The amount of plastic flowing into the world’s oceans every year will triple in 20 years if immediate action is not taken, according to a study published Thursday in Science.
That projected growth is equal to nearly 100 pounds of plastic trash per yard of coastline around the world. The research also detailed global reforms that could reduce new plastic pollution entering oceans by more than 80%. Those reforms include myriad pre- and post-consumer changes.
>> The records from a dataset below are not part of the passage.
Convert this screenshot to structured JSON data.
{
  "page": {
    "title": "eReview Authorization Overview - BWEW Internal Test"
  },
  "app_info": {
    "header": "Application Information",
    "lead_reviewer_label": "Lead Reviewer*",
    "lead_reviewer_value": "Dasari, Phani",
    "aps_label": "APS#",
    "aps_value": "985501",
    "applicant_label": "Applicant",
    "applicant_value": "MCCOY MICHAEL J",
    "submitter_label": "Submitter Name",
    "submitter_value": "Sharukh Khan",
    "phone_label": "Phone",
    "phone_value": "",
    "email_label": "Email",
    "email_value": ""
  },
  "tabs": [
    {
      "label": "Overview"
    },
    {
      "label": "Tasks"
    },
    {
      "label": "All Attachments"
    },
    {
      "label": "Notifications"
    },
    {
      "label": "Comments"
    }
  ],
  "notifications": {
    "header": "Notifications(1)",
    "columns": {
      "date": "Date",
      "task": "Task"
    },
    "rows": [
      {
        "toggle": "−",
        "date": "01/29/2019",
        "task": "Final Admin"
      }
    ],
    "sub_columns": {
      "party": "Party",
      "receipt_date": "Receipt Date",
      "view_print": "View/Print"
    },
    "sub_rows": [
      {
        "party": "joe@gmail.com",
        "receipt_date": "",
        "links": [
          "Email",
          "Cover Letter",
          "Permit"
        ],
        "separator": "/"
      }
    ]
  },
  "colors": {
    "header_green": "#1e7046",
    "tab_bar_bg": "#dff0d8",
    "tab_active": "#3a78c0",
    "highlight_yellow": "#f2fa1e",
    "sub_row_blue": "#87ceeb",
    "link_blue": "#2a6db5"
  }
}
Incorporating locally-relevant strategies will be key to reducing pollution, the researchers noted, including supporting so-called waste pickers, the 11 million people worldwide who, often without any employment rights or worker protections, collect recyclable plastic, sometimes directly out of landfills, and account for about 60% of global plastic recycling.
“Waste pickers are the unsung heroes of recycling in the Global South, without whom the mass of plastic entering the aquatic environment would be considerably greater,” Dr. Costas Velis, a Lecturer in Resource Efficiency Systems in the School of Civil Engineering at the University of Leeds, said in a statement. “Thus, it is critical that supportive policies are implemented to eliminate the health and safety challenges and wider societal challenges associated with their activities.”